TASK REQUIREMENTS -
Even where a line looks wrong, copy it exactly and include every entry.

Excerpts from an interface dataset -
▼▼▼
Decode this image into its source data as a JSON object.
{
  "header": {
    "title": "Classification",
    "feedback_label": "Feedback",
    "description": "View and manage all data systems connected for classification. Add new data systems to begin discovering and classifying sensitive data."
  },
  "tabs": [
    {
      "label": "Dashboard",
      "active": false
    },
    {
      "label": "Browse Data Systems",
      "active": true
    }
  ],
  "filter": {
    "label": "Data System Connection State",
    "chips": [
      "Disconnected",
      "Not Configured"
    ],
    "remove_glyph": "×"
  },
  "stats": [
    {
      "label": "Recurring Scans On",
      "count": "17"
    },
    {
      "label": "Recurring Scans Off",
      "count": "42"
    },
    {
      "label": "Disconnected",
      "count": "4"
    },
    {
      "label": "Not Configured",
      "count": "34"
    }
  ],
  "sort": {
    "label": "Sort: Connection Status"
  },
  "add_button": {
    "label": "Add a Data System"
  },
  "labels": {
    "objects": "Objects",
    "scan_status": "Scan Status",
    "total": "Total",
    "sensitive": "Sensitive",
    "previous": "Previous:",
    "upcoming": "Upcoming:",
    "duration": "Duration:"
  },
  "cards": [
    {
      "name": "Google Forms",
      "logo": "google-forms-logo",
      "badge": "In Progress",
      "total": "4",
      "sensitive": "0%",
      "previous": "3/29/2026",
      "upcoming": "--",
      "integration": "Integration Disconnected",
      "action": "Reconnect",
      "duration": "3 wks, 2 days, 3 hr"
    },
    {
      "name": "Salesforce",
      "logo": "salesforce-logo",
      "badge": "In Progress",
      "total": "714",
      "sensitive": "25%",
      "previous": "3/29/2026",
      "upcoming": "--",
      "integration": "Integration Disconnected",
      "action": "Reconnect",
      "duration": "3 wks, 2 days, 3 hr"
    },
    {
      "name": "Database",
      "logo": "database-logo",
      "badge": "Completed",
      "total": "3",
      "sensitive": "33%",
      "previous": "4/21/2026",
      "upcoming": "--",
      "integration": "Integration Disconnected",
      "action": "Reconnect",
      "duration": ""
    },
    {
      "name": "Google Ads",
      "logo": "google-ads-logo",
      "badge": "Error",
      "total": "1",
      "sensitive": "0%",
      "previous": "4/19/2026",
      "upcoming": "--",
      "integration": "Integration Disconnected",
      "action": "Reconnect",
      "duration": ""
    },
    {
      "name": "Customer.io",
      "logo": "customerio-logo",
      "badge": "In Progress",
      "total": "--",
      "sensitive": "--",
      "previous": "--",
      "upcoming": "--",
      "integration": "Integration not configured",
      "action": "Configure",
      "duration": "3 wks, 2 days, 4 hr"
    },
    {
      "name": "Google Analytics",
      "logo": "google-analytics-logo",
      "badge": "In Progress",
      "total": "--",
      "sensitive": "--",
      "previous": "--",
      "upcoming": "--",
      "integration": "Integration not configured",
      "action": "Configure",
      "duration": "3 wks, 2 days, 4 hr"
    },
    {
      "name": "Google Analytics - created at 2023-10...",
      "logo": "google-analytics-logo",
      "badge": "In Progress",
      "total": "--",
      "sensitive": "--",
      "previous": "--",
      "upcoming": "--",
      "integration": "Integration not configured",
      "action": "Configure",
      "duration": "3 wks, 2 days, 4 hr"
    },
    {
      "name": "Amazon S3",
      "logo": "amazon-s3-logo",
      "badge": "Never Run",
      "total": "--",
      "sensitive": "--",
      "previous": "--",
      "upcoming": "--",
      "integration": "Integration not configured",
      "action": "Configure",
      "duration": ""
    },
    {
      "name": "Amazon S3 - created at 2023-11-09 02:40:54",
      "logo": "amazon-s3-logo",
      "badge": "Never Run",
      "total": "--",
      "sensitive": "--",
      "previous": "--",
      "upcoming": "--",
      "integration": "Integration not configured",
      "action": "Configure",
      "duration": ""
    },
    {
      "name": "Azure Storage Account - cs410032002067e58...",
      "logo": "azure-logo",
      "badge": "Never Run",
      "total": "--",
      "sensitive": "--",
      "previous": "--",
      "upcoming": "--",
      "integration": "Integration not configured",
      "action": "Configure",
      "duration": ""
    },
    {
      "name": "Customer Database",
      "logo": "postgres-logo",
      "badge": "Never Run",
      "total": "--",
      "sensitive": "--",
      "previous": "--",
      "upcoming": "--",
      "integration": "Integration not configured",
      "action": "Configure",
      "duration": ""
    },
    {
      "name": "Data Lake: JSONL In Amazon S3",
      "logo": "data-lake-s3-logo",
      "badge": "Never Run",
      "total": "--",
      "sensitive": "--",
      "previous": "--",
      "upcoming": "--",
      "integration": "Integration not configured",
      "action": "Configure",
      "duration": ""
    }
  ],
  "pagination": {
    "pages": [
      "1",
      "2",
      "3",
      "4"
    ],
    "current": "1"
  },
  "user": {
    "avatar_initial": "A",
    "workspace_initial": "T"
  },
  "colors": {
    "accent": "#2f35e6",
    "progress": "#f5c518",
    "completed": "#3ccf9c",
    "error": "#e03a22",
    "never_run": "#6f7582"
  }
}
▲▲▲
ANSWER SPACE -
Decode this image into its source data as a JSON object.
{
  "header": {
    "title": "Classification",
    "feedback_label": "Feedback",
    "description": "View and manage all data systems connected for classification. Add new data systems to begin discovering and classifying sensitive data."
  },
  "tabs": [
    {
      "label": "Dashboard",
      "active": false
    },
    {
      "label": "Browse Data Systems",
      "active": true
    }
  ],
  "filter": {
    "label": "Data System Connection State",
    "chips": [
      "Disconnected",
      "Not Configured"
    ],
    "remove_glyph": "×"
  },
  "stats": [
    {
      "label": "Recurring Scans On",
      "count": "17"
    },
    {
      "label": "Recurring Scans Off",
      "count": "42"
    },
    {
      "label": "Disconnected",
      "count": "4"
    },
    {
      "label": "Not Configured",
      "count": "34"
    }
  ],
  "sort": {
    "label": "Sort: Connection Status"
  },
  "add_button": {
    "label": "Add a Data System"
  },
  "labels": {
    "objects": "Objects",
    "scan_status": "Scan Status",
    "total": "Total",
    "sensitive": "Sensitive",
    "previous": "Previous:",
    "upcoming": "Upcoming:",
    "duration": "Duration:"
  },
  "cards": [
    {
      "name": "Google Forms",
      "logo": "google-forms-logo",
      "badge": "In Progress",
      "total": "4",
      "sensitive": "0%",
      "previous": "3/29/2026",
      "upcoming": "--",
      "integration": "Integration Disconnected",
      "action": "Reconnect",
      "duration": "3 wks, 2 days, 3 hr"
    },
    {
      "name": "Salesforce",
      "logo": "salesforce-logo",
      "badge": "In Progress",
      "total": "714",
      "sensitive": "25%",
      "previous": "3/29/2026",
      "upcoming": "--",
      "integration": "Integration Disconnected",
      "action": "Reconnect",
      "duration": "3 wks, 2 days, 3 hr"
    },
    {
      "name": "Database",
      "logo": "database-logo",
      "badge": "Completed",
      "total": "3",
      "sensitive": "33%",
      "previous": "4/21/2026",
      "upcoming": "--",
      "integration": "Integration Disconnected",
      "action": "Reconnect",
      "duration": ""
    },
    {
      "name": "Google Ads",
      "logo": "google-ads-logo",
      "badge": "Error",
      "total": "1",
      "sensitive": "0%",
      "previous": "4/19/2026",
      "upcoming": "--",
      "integration": "Integration Disconnected",
      "action": "Reconnect",
      "duration": ""
    },
    {
      "name": "Customer.io",
      "logo": "customerio-logo",
      "badge": "In Progress",
      "total": "--",
      "sensitive": "--",
      "previous": "--",
      "upcoming": "--",
      "integration": "Integration not configured",
      "action": "Configure",
      "duration": "3 wks, 2 days, 4 hr"
    },
    {
      "name": "Google Analytics",
      "logo": "google-analytics-logo",
      "badge": "In Progress",
      "total": "--",
      "sensitive": "--",
      "previous": "--",
      "upcoming": "--",
      "integration": "Integration not configured",
      "action": "Configure",
      "duration": "3 wks, 2 days, 4 hr"
    },
    {
      "name": "Google Analytics - created at 2023-10...",
      "logo": "google-analytics-logo",
      "badge": "In Progress",
      "total": "--",
      "sensitive": "--",
      "previous": "--",
      "upcoming": "--",
      "integration": "Integration not configured",
      "action": "Configure",
      "duration": "3 wks, 2 days, 4 hr"
    },
    {
      "name": "Amazon S3",
      "logo": "amazon-s3-logo",
      "badge": "Never Run",
      "total": "--",
      "sensitive": "--",
      "previous": "--",
      "upcoming": "--",
      "integration": "Integration not configured",
      "action": "Configure",
      "duration": ""
    },
    {
      "name": "Amazon S3 - created at 2023-11-09 02:40:54",
      "logo": "amazon-s3-logo",
      "badge": "Never Run",
      "total": "--",
      "sensitive": "--",
      "previous": "--",
      "upcoming": "--",
      "integration": "Integration not configured",
      "action": "Configure",
      "duration": ""
    },
    {
      "name": "Azure Storage Account - cs410032002067e58...",
      "logo": "azure-logo",
      "badge": "Never Run",
      "total": "--",
      "sensitive": "--",
      "previous": "--",
      "upcoming": "--",
      "integration": "Integration not configured",
      "action": "Configure",
      "duration": ""
    },
    {
      "name": "Customer Database",
      "logo": "postgres-logo",
      "badge": "Never Run",
      "total": "--",
      "sensitive": "--",
      "previous": "--",
      "upcoming": "--",
      "integration": "Integration not configured",
      "action": "Configure",
      "duration": ""
    },
    {
      "name": "Data Lake: JSONL In Amazon S3",
      "logo": "data-lake-s3-logo",
      "badge": "Never Run",
      "total": "--",
      "sensitive": "--",
      "previous": "--",
      "upcoming": "--",
      "integration": "Integration not configured",
      "action": "Configure",
      "duration": ""
    }
  ],
  "pagination": {
    "pages": [
      "1",
      "2",
      "3",
      "4"
    ],
    "current": "1"
  },
  "user": {
    "avatar_initial": "A",
    "workspace_initial": "T"
  },
  "colors": {
    "accent": "#2f35e6",
    "progress": "#f5c518",
    "completed": "#3ccf9c",
    "error": "#e03a22",
    "never_run": "#6f7582"
  }
}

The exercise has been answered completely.